++++ Data provided
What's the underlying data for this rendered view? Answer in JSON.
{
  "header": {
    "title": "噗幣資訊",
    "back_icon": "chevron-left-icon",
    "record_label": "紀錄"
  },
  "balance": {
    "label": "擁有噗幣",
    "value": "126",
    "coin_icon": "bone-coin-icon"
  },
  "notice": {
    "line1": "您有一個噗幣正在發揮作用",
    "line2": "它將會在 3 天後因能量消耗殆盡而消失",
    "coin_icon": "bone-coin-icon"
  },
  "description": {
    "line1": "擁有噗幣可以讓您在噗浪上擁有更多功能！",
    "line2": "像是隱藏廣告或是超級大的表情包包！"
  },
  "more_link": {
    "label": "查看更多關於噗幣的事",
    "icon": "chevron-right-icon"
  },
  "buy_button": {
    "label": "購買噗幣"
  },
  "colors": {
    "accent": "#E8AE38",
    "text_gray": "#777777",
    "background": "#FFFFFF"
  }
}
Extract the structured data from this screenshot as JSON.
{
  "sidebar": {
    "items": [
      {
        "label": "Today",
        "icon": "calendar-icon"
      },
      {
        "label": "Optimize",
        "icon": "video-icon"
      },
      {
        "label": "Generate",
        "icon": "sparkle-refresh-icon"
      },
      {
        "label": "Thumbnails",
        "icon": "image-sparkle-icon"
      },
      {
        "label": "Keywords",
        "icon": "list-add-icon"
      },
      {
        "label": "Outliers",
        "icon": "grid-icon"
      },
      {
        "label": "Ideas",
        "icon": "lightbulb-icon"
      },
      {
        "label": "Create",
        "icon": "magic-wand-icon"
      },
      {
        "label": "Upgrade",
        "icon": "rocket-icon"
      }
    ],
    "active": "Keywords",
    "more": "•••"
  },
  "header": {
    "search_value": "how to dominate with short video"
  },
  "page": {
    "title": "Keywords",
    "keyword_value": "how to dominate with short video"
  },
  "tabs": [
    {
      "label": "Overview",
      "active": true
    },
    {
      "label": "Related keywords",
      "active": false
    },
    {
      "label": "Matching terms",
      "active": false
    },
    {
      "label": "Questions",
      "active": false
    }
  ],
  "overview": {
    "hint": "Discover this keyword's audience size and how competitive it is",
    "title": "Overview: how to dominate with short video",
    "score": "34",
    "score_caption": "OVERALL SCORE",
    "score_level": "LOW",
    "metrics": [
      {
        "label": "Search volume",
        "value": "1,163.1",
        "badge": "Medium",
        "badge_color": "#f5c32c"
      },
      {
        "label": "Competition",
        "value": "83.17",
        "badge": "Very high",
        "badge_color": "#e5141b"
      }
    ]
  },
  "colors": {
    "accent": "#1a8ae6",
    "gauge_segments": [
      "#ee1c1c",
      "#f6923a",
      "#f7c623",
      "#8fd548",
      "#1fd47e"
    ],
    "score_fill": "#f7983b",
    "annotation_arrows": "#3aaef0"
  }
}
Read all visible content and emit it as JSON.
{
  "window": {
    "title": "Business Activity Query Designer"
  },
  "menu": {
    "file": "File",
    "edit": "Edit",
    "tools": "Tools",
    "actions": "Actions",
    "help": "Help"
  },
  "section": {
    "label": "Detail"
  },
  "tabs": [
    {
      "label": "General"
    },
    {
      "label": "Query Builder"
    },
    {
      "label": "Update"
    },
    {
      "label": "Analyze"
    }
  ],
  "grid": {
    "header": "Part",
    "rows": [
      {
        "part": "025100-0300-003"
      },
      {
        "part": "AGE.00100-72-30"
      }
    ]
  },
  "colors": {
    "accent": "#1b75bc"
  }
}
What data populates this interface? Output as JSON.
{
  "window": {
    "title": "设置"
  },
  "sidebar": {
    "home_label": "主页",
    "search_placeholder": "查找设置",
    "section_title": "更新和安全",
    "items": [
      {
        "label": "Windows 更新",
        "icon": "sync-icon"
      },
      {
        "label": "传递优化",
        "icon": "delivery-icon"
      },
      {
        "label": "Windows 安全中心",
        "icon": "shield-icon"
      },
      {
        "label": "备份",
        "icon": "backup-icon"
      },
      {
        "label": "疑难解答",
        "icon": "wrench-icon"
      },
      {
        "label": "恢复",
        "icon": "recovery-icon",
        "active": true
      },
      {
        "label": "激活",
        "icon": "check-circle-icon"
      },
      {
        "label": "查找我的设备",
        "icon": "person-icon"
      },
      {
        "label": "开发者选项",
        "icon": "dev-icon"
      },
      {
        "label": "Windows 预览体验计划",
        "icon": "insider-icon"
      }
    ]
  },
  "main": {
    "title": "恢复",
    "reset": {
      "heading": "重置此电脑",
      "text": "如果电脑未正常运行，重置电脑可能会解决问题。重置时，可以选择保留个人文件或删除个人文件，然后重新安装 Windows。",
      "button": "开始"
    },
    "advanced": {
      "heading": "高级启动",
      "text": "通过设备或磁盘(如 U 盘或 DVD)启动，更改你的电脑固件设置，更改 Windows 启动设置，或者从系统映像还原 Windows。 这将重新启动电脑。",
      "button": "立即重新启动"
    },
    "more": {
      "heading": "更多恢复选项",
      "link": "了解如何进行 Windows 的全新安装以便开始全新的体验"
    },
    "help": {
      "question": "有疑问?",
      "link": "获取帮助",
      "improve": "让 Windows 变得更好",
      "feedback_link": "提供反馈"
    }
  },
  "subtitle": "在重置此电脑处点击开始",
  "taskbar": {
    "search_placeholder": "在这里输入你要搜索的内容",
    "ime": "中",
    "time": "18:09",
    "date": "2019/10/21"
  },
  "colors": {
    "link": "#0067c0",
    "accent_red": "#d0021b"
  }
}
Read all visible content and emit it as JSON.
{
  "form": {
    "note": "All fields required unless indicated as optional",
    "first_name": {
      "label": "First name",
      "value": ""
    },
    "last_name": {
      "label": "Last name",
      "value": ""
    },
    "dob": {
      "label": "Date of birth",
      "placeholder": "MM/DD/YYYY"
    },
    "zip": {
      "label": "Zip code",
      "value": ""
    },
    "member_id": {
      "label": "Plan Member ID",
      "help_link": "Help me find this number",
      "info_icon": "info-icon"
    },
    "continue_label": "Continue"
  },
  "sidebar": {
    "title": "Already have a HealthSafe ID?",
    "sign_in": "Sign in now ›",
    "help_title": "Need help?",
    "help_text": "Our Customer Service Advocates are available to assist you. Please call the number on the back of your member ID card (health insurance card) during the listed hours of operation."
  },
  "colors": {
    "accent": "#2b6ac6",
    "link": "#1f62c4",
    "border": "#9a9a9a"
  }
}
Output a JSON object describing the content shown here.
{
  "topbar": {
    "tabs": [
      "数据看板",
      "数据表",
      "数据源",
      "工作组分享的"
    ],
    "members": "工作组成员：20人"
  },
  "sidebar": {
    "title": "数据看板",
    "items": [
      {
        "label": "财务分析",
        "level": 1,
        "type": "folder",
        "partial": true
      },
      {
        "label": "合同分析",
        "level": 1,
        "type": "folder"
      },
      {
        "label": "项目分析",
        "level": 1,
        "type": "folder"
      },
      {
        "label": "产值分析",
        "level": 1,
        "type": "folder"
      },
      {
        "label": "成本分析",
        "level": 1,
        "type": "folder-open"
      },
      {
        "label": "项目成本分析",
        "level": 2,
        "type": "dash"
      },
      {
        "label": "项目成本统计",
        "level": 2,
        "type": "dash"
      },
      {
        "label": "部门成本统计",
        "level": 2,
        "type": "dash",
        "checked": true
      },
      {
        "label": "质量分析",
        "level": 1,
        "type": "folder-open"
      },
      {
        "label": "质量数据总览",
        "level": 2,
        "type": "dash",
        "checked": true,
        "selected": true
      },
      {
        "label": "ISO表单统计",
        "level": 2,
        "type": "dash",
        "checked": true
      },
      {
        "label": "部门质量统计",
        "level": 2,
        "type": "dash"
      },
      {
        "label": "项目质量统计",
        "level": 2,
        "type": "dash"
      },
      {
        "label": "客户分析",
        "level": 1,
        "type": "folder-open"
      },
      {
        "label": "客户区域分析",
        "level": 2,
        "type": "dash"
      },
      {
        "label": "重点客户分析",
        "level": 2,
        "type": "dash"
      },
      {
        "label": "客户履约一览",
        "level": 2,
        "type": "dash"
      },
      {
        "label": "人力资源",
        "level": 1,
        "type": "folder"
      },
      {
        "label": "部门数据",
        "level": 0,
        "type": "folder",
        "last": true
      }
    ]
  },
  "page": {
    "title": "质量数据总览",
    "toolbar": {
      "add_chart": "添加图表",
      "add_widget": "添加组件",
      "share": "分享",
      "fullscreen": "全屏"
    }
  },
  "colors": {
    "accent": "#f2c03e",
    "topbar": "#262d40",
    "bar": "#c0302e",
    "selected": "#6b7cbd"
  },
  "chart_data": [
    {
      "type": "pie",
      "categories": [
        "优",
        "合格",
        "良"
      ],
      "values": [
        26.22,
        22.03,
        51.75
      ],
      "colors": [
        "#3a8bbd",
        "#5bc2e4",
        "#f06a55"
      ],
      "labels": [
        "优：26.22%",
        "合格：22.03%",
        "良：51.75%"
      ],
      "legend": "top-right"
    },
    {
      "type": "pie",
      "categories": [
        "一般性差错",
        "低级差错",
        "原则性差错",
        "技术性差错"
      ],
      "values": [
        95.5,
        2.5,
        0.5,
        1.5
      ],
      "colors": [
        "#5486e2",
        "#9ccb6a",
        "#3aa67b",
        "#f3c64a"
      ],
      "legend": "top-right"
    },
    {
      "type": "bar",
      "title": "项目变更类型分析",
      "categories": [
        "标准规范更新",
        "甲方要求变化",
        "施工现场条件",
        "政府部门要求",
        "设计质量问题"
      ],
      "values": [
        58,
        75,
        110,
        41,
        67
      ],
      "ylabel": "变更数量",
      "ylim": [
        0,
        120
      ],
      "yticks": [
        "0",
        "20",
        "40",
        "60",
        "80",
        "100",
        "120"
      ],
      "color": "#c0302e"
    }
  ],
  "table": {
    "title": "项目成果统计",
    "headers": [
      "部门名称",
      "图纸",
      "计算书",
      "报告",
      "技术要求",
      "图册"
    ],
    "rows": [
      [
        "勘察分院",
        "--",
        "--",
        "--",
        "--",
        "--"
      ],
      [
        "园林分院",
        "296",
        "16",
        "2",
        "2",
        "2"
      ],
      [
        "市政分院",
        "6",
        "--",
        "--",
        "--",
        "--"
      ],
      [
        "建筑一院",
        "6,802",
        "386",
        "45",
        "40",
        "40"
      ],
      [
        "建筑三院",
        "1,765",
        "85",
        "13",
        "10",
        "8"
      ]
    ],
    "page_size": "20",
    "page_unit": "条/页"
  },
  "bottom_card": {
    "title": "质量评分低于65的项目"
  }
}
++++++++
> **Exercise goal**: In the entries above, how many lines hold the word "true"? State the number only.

> **Finished exercise**: 8